“I love it here,” he said while complimenting the dedication of the teachers and staff. “But this can happen to anyone’s kid, and we all need to understand that.

“Before last Thursday,” Levengood said, “I did not think or even dream that we had a child at this school who would promote the sale or use of drugs.

“Did this hit us between the eyes?

“You bet.”

Levengood explained the suspension and expulsion process for the involved students, and instructed the audience on the school district criteria in the student conduct handbook.

“It’s out of my hands,” he said. The decision from here is up to the district. If the students are expelled, he explained, they may be assigned to the district alternative school — not another elementary school, such as Palma Sola Elementary — and they will be prohibited from attending school functions on any school district property.

The alternative school is Horizon, and there is presently only one elementary-aged child enrolled there.

The district will quickly hold a pre-expulsion hearing for each student at which district personnel will consider input from Levengood and the student’s parents, attendance, grades and any referral history.

Other choices after expulsion include home schooling, virtual school, charter school or private school. At the end of the expulsion period, the student is re-evaluated before being admitted back into the public school system.

Stephenson said that the police department has been informed of the situation, but would not elaborate on if there would be any criminal charges.

There was some discussion about getting the fifth-graders into the school’s drug education program sooner, possibly earlier in the school year in the future.

And some parents left the meeting convinced that the DARE program would see positive results among the remaining 46 fifth-graders this spring.

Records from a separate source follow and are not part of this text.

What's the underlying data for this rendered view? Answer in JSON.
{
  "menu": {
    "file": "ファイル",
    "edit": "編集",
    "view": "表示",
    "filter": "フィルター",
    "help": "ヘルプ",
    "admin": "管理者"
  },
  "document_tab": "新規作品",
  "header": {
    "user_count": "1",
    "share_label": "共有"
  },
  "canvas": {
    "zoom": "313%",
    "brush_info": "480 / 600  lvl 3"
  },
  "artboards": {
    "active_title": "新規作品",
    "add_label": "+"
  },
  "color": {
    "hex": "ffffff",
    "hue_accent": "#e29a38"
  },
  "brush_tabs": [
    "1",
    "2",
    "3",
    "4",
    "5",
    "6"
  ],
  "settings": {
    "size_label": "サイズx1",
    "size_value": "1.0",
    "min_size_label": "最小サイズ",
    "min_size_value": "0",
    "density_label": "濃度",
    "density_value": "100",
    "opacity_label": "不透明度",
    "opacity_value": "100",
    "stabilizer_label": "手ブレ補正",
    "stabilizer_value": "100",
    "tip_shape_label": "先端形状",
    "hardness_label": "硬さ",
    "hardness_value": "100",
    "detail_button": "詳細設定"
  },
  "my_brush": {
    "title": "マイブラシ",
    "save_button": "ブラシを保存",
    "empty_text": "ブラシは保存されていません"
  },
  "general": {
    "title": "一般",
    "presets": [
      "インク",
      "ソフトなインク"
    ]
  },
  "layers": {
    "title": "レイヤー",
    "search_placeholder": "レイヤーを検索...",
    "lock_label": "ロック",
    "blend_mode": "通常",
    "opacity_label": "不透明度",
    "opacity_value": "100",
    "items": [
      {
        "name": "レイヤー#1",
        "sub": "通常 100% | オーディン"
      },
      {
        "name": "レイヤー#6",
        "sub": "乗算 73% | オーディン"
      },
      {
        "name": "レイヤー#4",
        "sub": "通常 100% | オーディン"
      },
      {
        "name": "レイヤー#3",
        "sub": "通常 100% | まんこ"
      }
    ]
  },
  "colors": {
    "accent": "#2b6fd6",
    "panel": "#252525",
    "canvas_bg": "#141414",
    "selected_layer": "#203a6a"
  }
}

Moving forward

Principal Tom Levengood and AME counselor Cindi Harrison spoke to both fifth-grade classes in assembly following the suspension of five classmates.

All 46 fifth-graders in attendance stood in response to Levengood’s question: How many of you knew that drugs were used or sold at school?

“This involved good kids who have wonderful parents, not just kids consistently in trouble,” said principal Tom Levengood. “It could happen to anyone and we knew students were concerned.

“These are their good friends. It’s hard no matter how you look at it. Even if you didn’t get along, it’s still like loosing a member of the family.”

The discussion with students was presented as a learning opportunity, one that fifth-grade teacher DeAnn Davis summed up: “Smart people learn from their mistakes. Even smarter people learn from other’s mistakes.”

Levengood and Holmes Beach Police Officer Brian Copeman, the school’s resource officer, are contemplating advancing the fifth-grade drug awareness program, DARE, earlier in the school year with monthly follow-ups. The 10-week program is presently planned to start following FCAT.

Levengood said AME students are not in need of an additional drug education program — that Copeman is engaged with the students on campus — eating lunch with them, visiting them in their classrooms and at recess. He also voluntarily checks in with students who have had discipline issues at school, said Levengood.

“Officer Copeman has a better relationship with AME students than I have seen of any other resource officer — and I’ve worked with some good ones,” said Levengood. “He has made himself part of the solution and I see a strong relationship between him and students at all grade levels.”

Levengood said he’s been candid and open without compromising issues of confidentiality. And he is confident in AME’s ability to move forward together.

“We have top notch kids in fifth-grade,” he said. “What we need to do more of, is listening to them.”